the later was not known until it was too late to follow; but the former were pursued so rapidly, Jenkins'troops leading, that they were forced to abandon five of their six pieces of artillery. About 200 prisoners were taken, but the enemy destroyed most of hi stores. These operations resulted in the expulsion of the enemy from the Valley; the capture of 4, 000 prisoners, with a corresponding number of small-arms; 28 pieces of superior artillery, including those taken by General Rodes and Hays; about 300 wagons and as many horses, together with a considerable quantity of ordnance, commissary and quartermaster's stores. Our entire loss was 47 killed, 219 wounded, and 3 missing.
MARCH INTO PENNSYLVANIA.
On the night of Ewell's appearance at Winchester, the enemy in front of A. P. Hill, at Fredericksburg, recrossed the Rappahannock, and the whole army of General Hooker withdrew from the north side of the river. In order to mislead him as to our intentions, and at the same time protect Hill's corps in its march up the Rappahannock, Longstreet left Culpeper Court-house on the 15th, and, advancing along the eastern side of the Blue Ridge, occupied Ashby's and Snicker's Gaps. He had been joined, while at Culpeper, by General Pickett, with three brigades of his division. General Stuart, with three brigades of cavalry, moved on Longstreet's right, and took position in front of the Gaps. Hampton's and [W. E.]Johne's brigades remained along the Rappahannock and Hazel Rivers, in front of Culpeper Court-House, with instructions to follow the main body as soon as Hill's corps had passed that point. On the 17th, Fitz. Lee's brigade, under Colonel Munford, which was on the road to Sniker's Gap, was attacked near Aldie by the federal cavalry. The attack. was repulsed with loss and the brigade held its ground until ordered to fall back, its right being threatened by another body, coming from Hopewell toward Middleburg. The later force was driven from Middleburg, and pursued toward Hopewell by Robertson's brigade, which arrived about dark. Its retreat was intercepted by W. H. F. Lee's brigade, under Colonel Chambliss, jr., and and the greater part of a regiment captured. During the three succeeding days there was much skirmishing, General Stuart taking a position west of Middleburg. where he awaited the rest of his command. eneral

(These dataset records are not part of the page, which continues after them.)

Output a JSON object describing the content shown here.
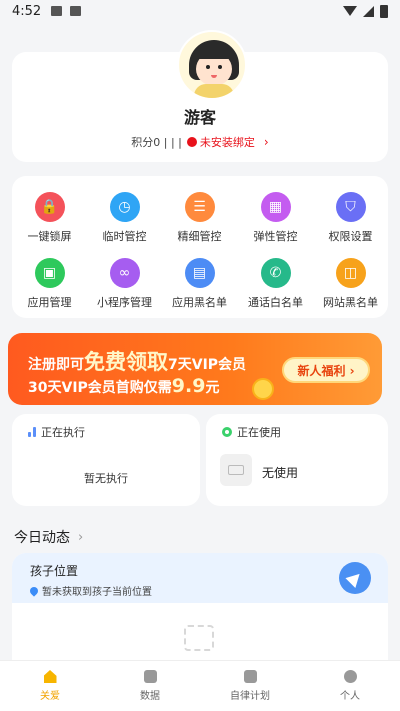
{
  "status_bar": {
    "time": "4:52"
  },
  "profile": {
    "nickname": "游客",
    "score_text": "积分0 | | |",
    "bind_text": "未安装绑定",
    "chevron": "›"
  },
  "menu": {
    "items": [
      {
        "label": "一键锁屏",
        "icon": "lock-icon",
        "color": "#f4525a",
        "glyph": "🔒"
      },
      {
        "label": "临时管控",
        "icon": "timer-icon",
        "color": "#2fa5f5",
        "glyph": "◷"
      },
      {
        "label": "精细管控",
        "icon": "sliders-icon",
        "color": "#ff8a3d",
        "glyph": "☰"
      },
      {
        "label": "弹性管控",
        "icon": "calendar-icon",
        "color": "#c45cf0",
        "glyph": "▦"
      },
      {
        "label": "权限设置",
        "icon": "shield-icon",
        "color": "#6a6ff5",
        "glyph": "⛉"
      },
      {
        "label": "应用管理",
        "icon": "apps-icon",
        "color": "#2ec95c",
        "glyph": "▣"
      },
      {
        "label": "小程序管理",
        "icon": "link-icon",
        "color": "#a65df0",
        "glyph": "∞"
      },
      {
        "label": "应用黑名单",
        "icon": "grid-icon",
        "color": "#4d8cf5",
        "glyph": "▤"
      },
      {
        "label": "通话白名单",
        "icon": "phone-icon",
        "color": "#26b98a",
        "glyph": "✆"
      },
      {
        "label": "网站黑名单",
        "icon": "web-icon",
        "color": "#f7a21b",
        "glyph": "◫"
      }
    ]
  },
  "banner": {
    "line1_a": "注册即可",
    "line1_big": "免费领取",
    "line1_b": "7天VIP会员",
    "line2_a": "30天VIP会员首购仅需",
    "line2_price": "9.9",
    "line2_b": "元",
    "button": "新人福利 ›"
  },
  "executing": {
    "title": "正在执行",
    "empty": "暂无执行"
  },
  "in_use": {
    "title": "正在使用",
    "value": "无使用"
  },
  "today": {
    "title": "今日动态",
    "chevron": "›",
    "location_title": "孩子位置",
    "location_sub": "暂未获取到孩子当前位置"
  },
  "tabs": [
    {
      "label": "关爱",
      "active": true,
      "icon": "home-icon"
    },
    {
      "label": "数据",
      "active": false,
      "icon": "chart-icon"
    },
    {
      "label": "自律计划",
      "active": false,
      "icon": "plan-icon"
    },
    {
      "label": "个人",
      "active": false,
      "icon": "person-icon"
    }
  ],
  "colors": {
    "accent": "#f7b500",
    "banner": "#ff6a1f",
    "alert": "#e8121b"
  }
}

one's arrived on the 19th, and General Hampton in the afternoon of the following day, having repulsed, on his march, cavalry force sent to reconnoiter in the direction of Warrenton. On the 21th, the enemy attacked infantry and cavalry, and obliged General Stuart, after a brave resistance, to fall back to the gaps of the mountains. The enemy retired the next day, having advanced only a short distance beyond Upperville. In these engagements, the cavalry sustained a loss of 510 killed wounded, an missing. Among them were several valiable officers, whose names are mentioned in General Stuart's report. One piece of artillery was disabled and left on the field. The enemy's loss was heavy. About 400 prisoners were taken and several stand of colors. The Federal Army was apparently guarding the approaches to Washington, and manifested no disposition to assume the offensive. In the meantime, the progress of Ewell, who was already in Maryland, with Jenkin's cavalry advanced into Pennsylvania as far as